College Station's attempt to ensure Café Eccell's future during the First Street Property sale has led to a standoff between the tenant and the property's new owner, but the city will be handling its tenant differently in its next attempt to exit the landlord business.
After the sale closed earlier this week on the First Street Property, the only other place the city of College Station collects rent is from tenants of the Chimney Hill Shopping Center, located on the corner of University Drive and Tarrow Street. Years ago, the city acquired it in the hopes of building a convention center, but College Station City Council agreed to sell the property to PM Realty Group in December.
The private tenants of the Chimney Hill property include popular steakhouse The Republic, DaVita Dialysis, the Convention and Visitors Bureau, the Brazos Valley Food Bank and Western Beverages. PM Realty Group indicated to the council that it plans on incorporating The Republic into its future mixed-use development -- much like Asset Plus, the First Street Property developers, indicated it wanted to keep Café Eccell -- but the economic development agreement and the lease makes The Republic's future more clear.

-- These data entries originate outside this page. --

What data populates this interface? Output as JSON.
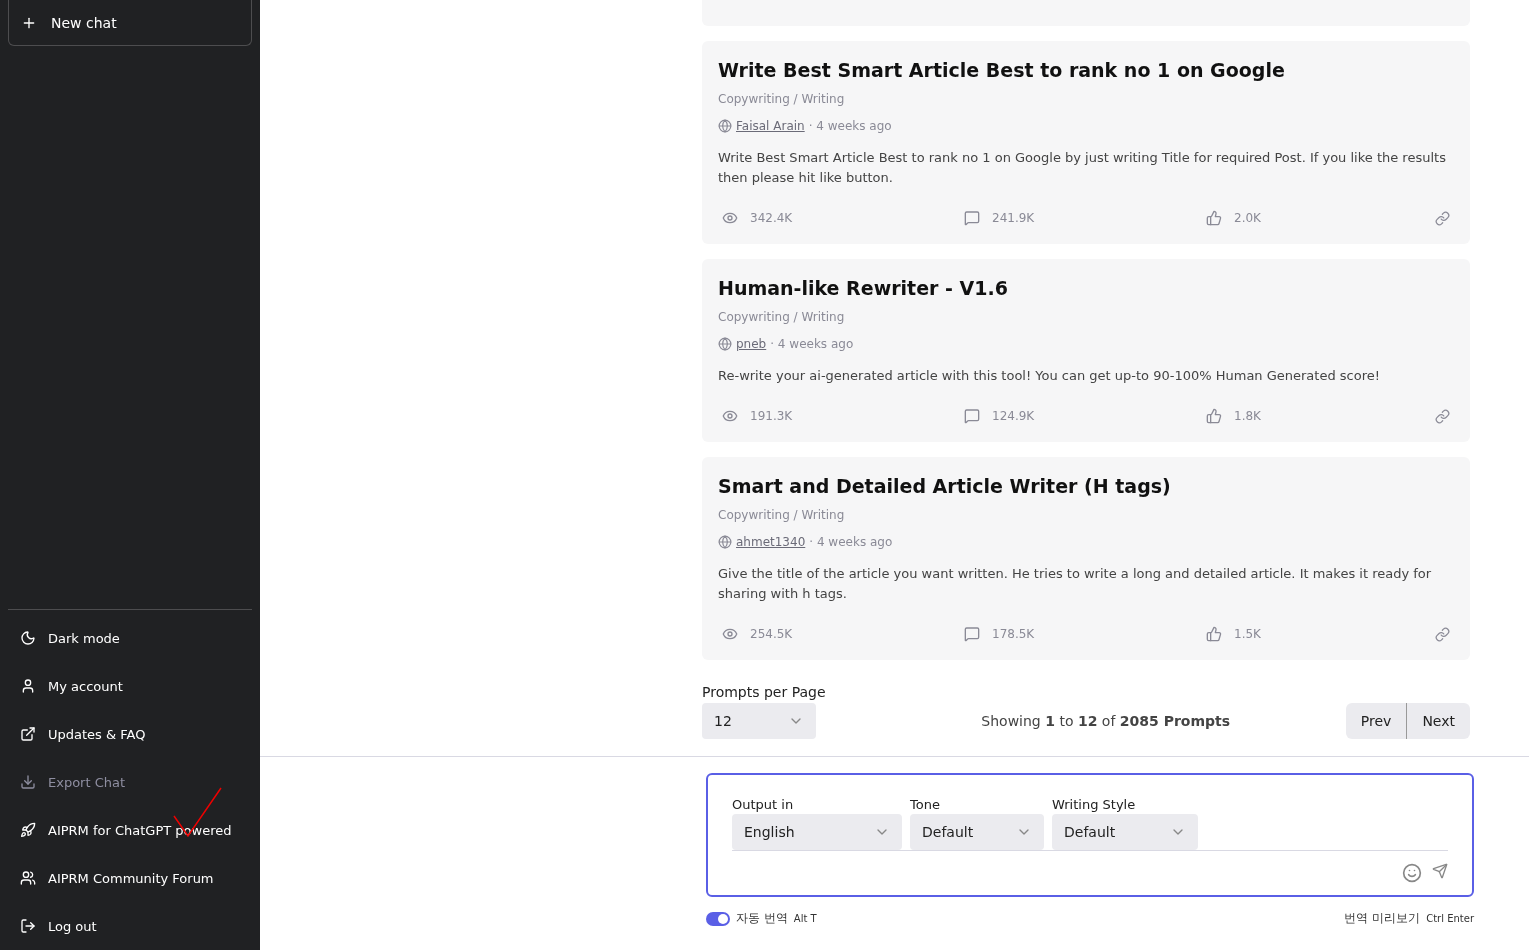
{
  "sidebar": {
    "new_chat": "New chat",
    "items": [
      {
        "label": "Dark mode",
        "disabled": false
      },
      {
        "label": "My account",
        "disabled": false
      },
      {
        "label": "Updates & FAQ",
        "disabled": false
      },
      {
        "label": "Export Chat",
        "disabled": true
      },
      {
        "label": "AIPRM for ChatGPT powered",
        "disabled": false
      },
      {
        "label": "AIPRM Community Forum",
        "disabled": false
      },
      {
        "label": "Log out",
        "disabled": false
      }
    ]
  },
  "cards": [
    {
      "title": "Write Best Smart Article Best to rank no 1 on Google",
      "category": "Copywriting / Writing",
      "author": "Faisal Arain",
      "age": "· 4 weeks ago",
      "description": "Write Best Smart Article Best to rank no 1 on Google by just writing Title for required Post. If you like the results then please hit like button.",
      "views": "342.4K",
      "comments": "241.9K",
      "likes": "2.0K"
    },
    {
      "title": "Human-like Rewriter - V1.6",
      "category": "Copywriting / Writing",
      "author": "pneb",
      "age": "· 4 weeks ago",
      "description": "Re-write your ai-generated article with this tool! You can get up-to 90-100% Human Generated score!",
      "views": "191.3K",
      "comments": "124.9K",
      "likes": "1.8K"
    },
    {
      "title": "Smart and Detailed Article Writer (H tags)",
      "category": "Copywriting / Writing",
      "author": "ahmet1340",
      "age": "· 4 weeks ago",
      "description": "Give the title of the article you want written. He tries to write a long and detailed article. It makes it ready for sharing with h tags.",
      "views": "254.5K",
      "comments": "178.5K",
      "likes": "1.5K"
    }
  ],
  "pagination": {
    "per_page_label": "Prompts per Page",
    "per_page": "12",
    "showing": "Showing **1** to **12** of **2085 Prompts**",
    "prev": "Prev",
    "next": "Next"
  },
  "composer": {
    "selects": [
      {
        "label": "Output in",
        "value": "English"
      },
      {
        "label": "Tone",
        "value": "Default"
      },
      {
        "label": "Writing Style",
        "value": "Default"
      }
    ]
  },
  "translate": {
    "label": "자동 번역",
    "on": true,
    "shortcut": "Alt T",
    "preview": "번역 미리보기",
    "preview_shortcut": "Ctrl Enter"
  }
}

The Chimney Hill economic development agreement, obtained by The Eagle, uses much of the same language as the First Street Property one, saying the developer should continue operations with The Republic "in good faith" and PM Realty Group should use "commercially reasonable efforts" to allow the restaurant to continue to operate during construction.
The biggest differences with the First Street Property economic development agreement is the extra clarification and The Republic's rights in its lease.
The agreement says that PM Realty Group must provide for the current tenants pursuant to their leases, and, in good faith, continue operations with The Republic under a new or amended lease agreement. It further clarifies, though, that the agreement doesn't warrant or guarantee any new or amended lease. If they do enter into a new lease, though, the agreement states that there is no guarantee the restaurant can operate continuously during construction, as long as the developer is using commercially reasonable efforts.
"In the economic development agreement with Chimney Hill, staff took a little bit more effort to make sure things are explicitly stated for both the buyer and seller to fully understand the expectations and to make everything more clear," said Randall Heye, assistant to the city manager in College Station.
The First Street Property's economic development agreement states that Asset Plus should allow Café Eccell to continue operations under a new lease, but does not guarantee a new lease as long as the developer agrees to use good faith and commercially reasonable efforts to negotiate.
The sale of the property does not supersede the leases, only changes its hands. The Republic's lease extends through March 2017, and officials with PM Realty Group said at the December council meeting that it plans to construct the new development in phases, moving The Republic's location across the shopping center. The Republic can come to new terms on a new lease with PM Realty Group or continue with the current lease.
Wade Barkman, owner of The Republic, declined to comment. The sale to the Houston-based developers isn't final yet, as PM Realty Group has a 150-day inspection period before the purchase and sale agreements and the economic development agreement become final.
City officials said they have been in communication with the tenants during the property's sale. DaVita Dialysis' lease at the shopping center extends through February 2015. Western Beverages and the Brazos Valley Food Bank are both on month-to-month leases, and they can give the city 30 days notice or the city can give those parties 30 days notice to vacate under the current leases.
The Convention and Visitor's Bureau's lease is through December 2015, but it allows for the city to terminate that date for economic development with 180 days advance written notice.